Time is of the essence when tracking the effect of events in both continuous and ad hoc research. However, the sheer effort and complexity of delivering sample to fieldwork agencies within hours makes this an impossibly expensive task for most companies.
The information needed to is often tantalisingly close, but when you take into account the many different databases and database tables that you need access to, then consider how to ensure samples are both random and representative, you soon have a major IT project on your hands. And that is before you consider niceties such as ensuring your most valuable customers arent over-researched, requests not to be contacted by phone and opt-outs are honoured and that the sample derived falls perfectly into the sub-groups needed.
MaRSC, from UK-based Centurion Marketing Systems, is as close to an off-the-shelf software solution you can get for this loosely defined activity. Its acronym stands for market research sample control. It does this by acting as a bridge between corporate databases and data warehouses and market research data collection systems, and by being an intermediary between the research buyer and research agency. Sample can be delivered to agencies through extranet links, automated FTP transfer or emai and can be issued as fixed format ASCII files, or in various metadata formats, including XML and triple-s.
An unusual but highly valuable by-line of this product is that it allows research buyers to compare the performance of fieldwork agencies. Once interviewing is over, the back-feed, when the outcome of the interview is applied to the database, and non-contact can be identified and released for other projects, can be reviewed.
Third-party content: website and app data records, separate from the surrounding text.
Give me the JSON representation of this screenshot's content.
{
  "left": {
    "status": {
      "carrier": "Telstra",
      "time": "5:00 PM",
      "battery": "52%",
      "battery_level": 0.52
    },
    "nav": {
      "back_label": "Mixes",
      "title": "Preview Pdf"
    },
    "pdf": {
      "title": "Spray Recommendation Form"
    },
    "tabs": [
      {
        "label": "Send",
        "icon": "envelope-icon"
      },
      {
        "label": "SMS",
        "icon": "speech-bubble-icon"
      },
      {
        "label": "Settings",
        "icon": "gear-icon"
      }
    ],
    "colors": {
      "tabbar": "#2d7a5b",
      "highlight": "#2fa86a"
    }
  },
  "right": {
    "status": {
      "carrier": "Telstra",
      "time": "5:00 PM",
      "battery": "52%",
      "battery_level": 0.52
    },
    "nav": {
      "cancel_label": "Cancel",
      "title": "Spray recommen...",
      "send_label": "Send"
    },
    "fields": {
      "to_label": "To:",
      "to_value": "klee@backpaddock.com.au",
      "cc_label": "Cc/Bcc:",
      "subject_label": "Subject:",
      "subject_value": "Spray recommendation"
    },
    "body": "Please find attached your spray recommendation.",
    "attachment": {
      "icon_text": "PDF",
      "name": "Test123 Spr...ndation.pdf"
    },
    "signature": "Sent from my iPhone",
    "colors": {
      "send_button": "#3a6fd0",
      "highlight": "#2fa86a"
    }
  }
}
This review can show fieldwork hit rates and MaRSC will even take this history into account when generating new samples, adjusting the quantity of sample for the measured efficiency of the agency. Interestingly, corporate users report great reluctance on the part of research agencies to provide this information.
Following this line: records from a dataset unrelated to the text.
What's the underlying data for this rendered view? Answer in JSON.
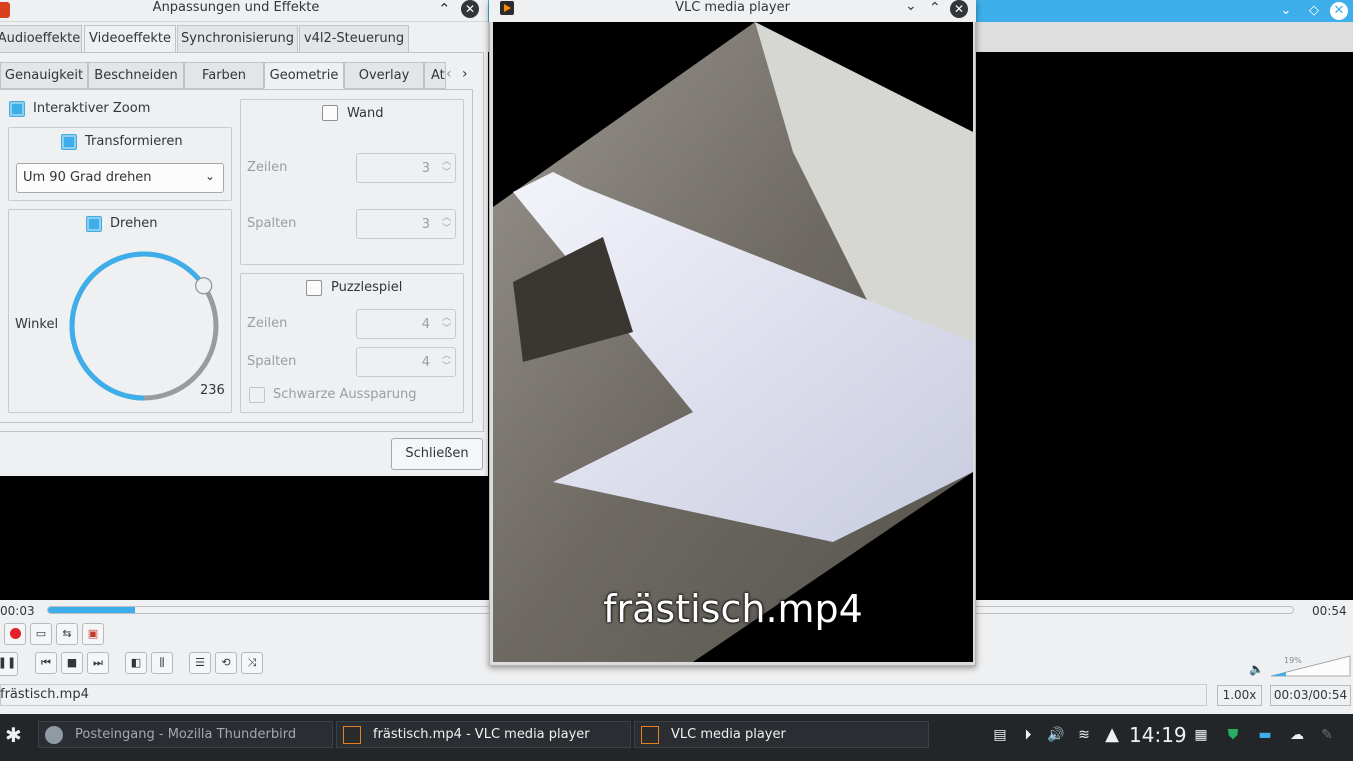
{
  "background_player": {
    "elapsed": "00:03",
    "total": "00:54",
    "progress": 0.07,
    "status_file": "frästisch.mp4",
    "speed": "1.00x",
    "time_box": "00:03/00:54",
    "volume_percent": "19%",
    "accent": "#3daee9"
  },
  "effects_dialog": {
    "title": "Anpassungen und Effekte",
    "tabs": [
      "Audioeffekte",
      "Videoeffekte",
      "Synchronisierung",
      "v4l2-Steuerung"
    ],
    "active_tab": "Videoeffekte",
    "subtabs": [
      "Genauigkeit",
      "Beschneiden",
      "Farben",
      "Geometrie",
      "Overlay",
      "At"
    ],
    "active_subtab": "Geometrie",
    "interactive_zoom_label": "Interaktiver Zoom",
    "transform_label": "Transformieren",
    "transform_option": "Um 90 Grad drehen",
    "rotate_label": "Drehen",
    "angle_label": "Winkel",
    "angle_value": "236",
    "angle_degrees": 236,
    "wall_label": "Wand",
    "wall_rows_label": "Zeilen",
    "wall_rows_value": "3",
    "wall_cols_label": "Spalten",
    "wall_cols_value": "3",
    "puzzle_label": "Puzzlespiel",
    "puzzle_rows_label": "Zeilen",
    "puzzle_rows_value": "4",
    "puzzle_cols_label": "Spalten",
    "puzzle_cols_value": "4",
    "black_slot_label": "Schwarze Aussparung",
    "close_button": "Schließen"
  },
  "video_window": {
    "title": "VLC media player",
    "caption": "frästisch.mp4"
  },
  "taskbar": {
    "tasks": [
      {
        "label": "Posteingang - Mozilla Thunderbird",
        "icon": "thunderbird-icon"
      },
      {
        "label": "frästisch.mp4 - VLC media player",
        "icon": "vlc-icon"
      },
      {
        "label": "VLC media player",
        "icon": "vlc-icon"
      }
    ],
    "clock": "14:19"
  }
}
As for the product itself, at the front end there is an easy-to-use set of Windows tabbed menus where you define the characteristics of your sample, set any filters or suppression criteria, and define the quota targets in absolute or percentage terms. You then tell the program to generate a trial report-only run. Any shortfalls colour-coded in the report for easy recognition.
Drop-down lists, built from the database tables, make it easy to define your sample and set up your quota tables, which can interlock down to seven different levels, Sophisticated and secure sample resting rules will ensure your respondents are not over sampled - no matter what level of desperation the requestor has reached.
MaRSC can either sit astride its own, dedicated relational database of sample, or it can be configured to avoid needless duplication of data and synchronisation problems by utilising an existing data warehouse of customer records. To achieve this, several MaRSC-specific tables need to be added to the database to record sampling and interviewing history, which can be a step too far for some database managers.
|The program will happily draw sample as a random selection from the database it controls, but another great feature is its ability to use an external file to drive the selection process. It means you can supplement your own customer database with other bought-in lists or samples for ad hoc research projects, and you can generate timely sample for event-driven research.
One point to watch is that MarSC it is a customised rather than off-the-shelf solution, and for event-driven research this involves several other standalone upstream and downstream modules. Its rather a pity that these all stand outside the main GUI interface and would be better to have more of a workflow approach.
Robert Jacob, Head of Research Systems at Barclays Marketing sees key benefits in MarSC, where it is used across the entire Barclays UK consumer operations, in being able to target sample better and maintain a company-wide research contact history. Very few companies take the issue of sample management seriously, he says. Yet it is incumbent on us all to maintain a proper contact strategy or we risk damaging the reputation of research through too many contacts that are just not relevant or interesting for the respondent.
Jacob has, on occasion, drawn sample with as many as seven different interlocked target levels. Of course, it depends on the information you have, but what we are finding is that if you use everything intelligently, you can often use known attributes as proxies for unknown ones. And it works - the success rate we get in obtaining a response is far higher when you use this information to create highly targeted samples.